When I have projects to accomplish around the house, I need a clear calendar if I want to succeed in getting them done. For some reason, if I have to interrupt work on my projects, I rarely can get back on track with them until I have a clear day. An empty calendar. If not for a follow-up appointment with a dermatological nurse practitioner this morning, I would spend the entire day getting little tasks done around the house. But before I visit her, I will have to shower. When I shower, I feel my cleanliness should last for more than a couple of hours. Getting back to spackling or painting or sanding or otherwise doing things that might involve dust or sweat or both, after a shower, seems counterintuitive. Why get clean if, almost immediately, I will get dirty again?
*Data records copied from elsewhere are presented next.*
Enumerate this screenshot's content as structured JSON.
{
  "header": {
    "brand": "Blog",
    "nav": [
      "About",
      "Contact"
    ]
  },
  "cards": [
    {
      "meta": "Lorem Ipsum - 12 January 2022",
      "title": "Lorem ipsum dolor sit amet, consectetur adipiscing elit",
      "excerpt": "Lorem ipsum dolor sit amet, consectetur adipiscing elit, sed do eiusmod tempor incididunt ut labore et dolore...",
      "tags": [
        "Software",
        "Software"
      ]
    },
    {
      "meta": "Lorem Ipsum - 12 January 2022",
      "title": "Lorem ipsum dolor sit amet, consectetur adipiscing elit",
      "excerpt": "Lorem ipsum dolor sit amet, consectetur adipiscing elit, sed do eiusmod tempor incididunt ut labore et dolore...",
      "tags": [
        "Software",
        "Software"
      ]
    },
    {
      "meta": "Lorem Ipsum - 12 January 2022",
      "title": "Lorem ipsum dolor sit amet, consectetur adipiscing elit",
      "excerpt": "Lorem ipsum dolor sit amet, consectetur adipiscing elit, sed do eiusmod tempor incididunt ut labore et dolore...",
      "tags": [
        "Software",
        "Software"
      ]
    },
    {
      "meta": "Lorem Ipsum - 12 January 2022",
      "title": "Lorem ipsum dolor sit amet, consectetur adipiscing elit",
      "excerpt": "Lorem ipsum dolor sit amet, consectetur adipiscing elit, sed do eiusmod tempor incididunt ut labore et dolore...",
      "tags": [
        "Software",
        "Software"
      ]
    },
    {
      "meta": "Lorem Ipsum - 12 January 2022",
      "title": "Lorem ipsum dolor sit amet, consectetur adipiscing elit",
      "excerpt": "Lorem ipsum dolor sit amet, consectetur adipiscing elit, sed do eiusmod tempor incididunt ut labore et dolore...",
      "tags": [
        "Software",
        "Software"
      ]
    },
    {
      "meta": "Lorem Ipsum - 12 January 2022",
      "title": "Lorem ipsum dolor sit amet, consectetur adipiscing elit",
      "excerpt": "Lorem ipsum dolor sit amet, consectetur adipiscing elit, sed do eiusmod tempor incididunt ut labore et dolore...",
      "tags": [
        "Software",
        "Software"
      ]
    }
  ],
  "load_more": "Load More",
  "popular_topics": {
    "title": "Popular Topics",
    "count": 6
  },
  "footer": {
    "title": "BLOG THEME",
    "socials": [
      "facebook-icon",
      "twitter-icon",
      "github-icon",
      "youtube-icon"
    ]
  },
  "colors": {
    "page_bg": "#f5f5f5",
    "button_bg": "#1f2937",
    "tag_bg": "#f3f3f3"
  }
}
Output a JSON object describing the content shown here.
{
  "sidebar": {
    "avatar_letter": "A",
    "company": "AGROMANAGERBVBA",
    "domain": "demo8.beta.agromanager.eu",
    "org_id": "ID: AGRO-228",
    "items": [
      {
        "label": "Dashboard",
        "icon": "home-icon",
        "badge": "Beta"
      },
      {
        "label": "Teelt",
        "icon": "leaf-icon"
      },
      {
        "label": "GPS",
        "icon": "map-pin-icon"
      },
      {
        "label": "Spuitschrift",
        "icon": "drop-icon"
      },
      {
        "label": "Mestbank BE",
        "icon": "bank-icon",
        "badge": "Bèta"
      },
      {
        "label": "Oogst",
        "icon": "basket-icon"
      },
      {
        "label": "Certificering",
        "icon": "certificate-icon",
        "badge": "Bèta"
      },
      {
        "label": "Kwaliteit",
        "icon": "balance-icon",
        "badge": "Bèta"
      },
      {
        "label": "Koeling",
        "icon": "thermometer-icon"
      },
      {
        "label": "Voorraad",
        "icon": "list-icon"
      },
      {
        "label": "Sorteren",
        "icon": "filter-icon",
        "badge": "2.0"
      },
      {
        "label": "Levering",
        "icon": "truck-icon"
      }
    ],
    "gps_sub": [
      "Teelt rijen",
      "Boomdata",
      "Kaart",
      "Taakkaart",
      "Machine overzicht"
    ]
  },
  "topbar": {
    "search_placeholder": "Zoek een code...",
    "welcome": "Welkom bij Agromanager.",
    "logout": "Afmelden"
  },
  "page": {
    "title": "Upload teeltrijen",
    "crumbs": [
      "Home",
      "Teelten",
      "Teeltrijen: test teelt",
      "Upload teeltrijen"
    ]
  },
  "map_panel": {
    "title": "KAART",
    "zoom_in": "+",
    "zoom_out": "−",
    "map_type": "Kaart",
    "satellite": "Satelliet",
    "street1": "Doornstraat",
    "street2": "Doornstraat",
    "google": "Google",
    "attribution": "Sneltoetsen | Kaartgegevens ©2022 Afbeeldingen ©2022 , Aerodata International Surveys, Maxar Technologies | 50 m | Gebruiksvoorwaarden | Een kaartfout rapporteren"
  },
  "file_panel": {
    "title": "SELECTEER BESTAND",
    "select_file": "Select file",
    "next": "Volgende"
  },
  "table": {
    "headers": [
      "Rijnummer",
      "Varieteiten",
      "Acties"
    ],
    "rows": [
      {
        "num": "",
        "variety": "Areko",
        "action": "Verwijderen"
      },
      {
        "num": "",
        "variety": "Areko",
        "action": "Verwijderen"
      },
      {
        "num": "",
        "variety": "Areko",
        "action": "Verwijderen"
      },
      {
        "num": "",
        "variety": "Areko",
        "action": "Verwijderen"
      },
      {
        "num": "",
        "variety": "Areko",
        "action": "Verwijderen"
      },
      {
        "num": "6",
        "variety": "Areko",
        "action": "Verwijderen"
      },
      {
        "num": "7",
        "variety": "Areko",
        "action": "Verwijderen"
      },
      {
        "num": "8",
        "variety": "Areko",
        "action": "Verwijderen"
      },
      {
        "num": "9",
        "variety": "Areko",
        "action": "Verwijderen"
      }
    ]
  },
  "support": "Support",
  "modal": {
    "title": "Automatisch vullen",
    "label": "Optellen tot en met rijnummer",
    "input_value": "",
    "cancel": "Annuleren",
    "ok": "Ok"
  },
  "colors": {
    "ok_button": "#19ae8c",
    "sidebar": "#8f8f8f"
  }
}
I try to overcome that absurdity, but rarely do I succeed. I tend to find reasons to avoid the dirty work because…well, because. I want to do the work. It is satisfying work. The results will be gratifying. But, hey, I took a shower! Damn. The logic is perhaps flawed, but it is mine so I will own it. One possibility, of course, is for me to do a bit of the work before I shower, thereby accomplishing some of my project objectives and also meeting my skin-care obligations. Maybe. But I only have about four hours until my appointment. Giving myself one hour to shower, shave, get dressed, feed the cat, have some breakfast, etc. leaves me only three hours. Half an hour of pre-work preparation and I only have two and a half hours to actually do some project work. But part of those two and a half hours will involve post-work clean-up, so the time actually available to do the work begins to look like a tad less than two hours. With that kind of limited time available, what’s the point of even starting on the projects? Exactly! So, I may look for other things to occupy my time today—things for which cleanliness is appropriate. Ideas?
I got word last night that the church door that would not lock will now lock, thanks to the persistence of the woman who recently agreed to take on the responsibility for managing church building matters. She actually took the locking mechanism apart and corrected the problem. While it is probably a temporary fix, it is a very welcome temporary fix. She had already arranged for a visit by a door specialist, which she will not cancel because all the doors could use some professional assessment. But the specialist’s skills will not be needed to get the door to lock…because she did it! I am a little displeased with myself that something as mundane as locking a door can brighten my day. I think I may need to explore getting a life.
The day’s light has yet to show itself, but I have written as much as I can without expressing thoughts best kept to myself.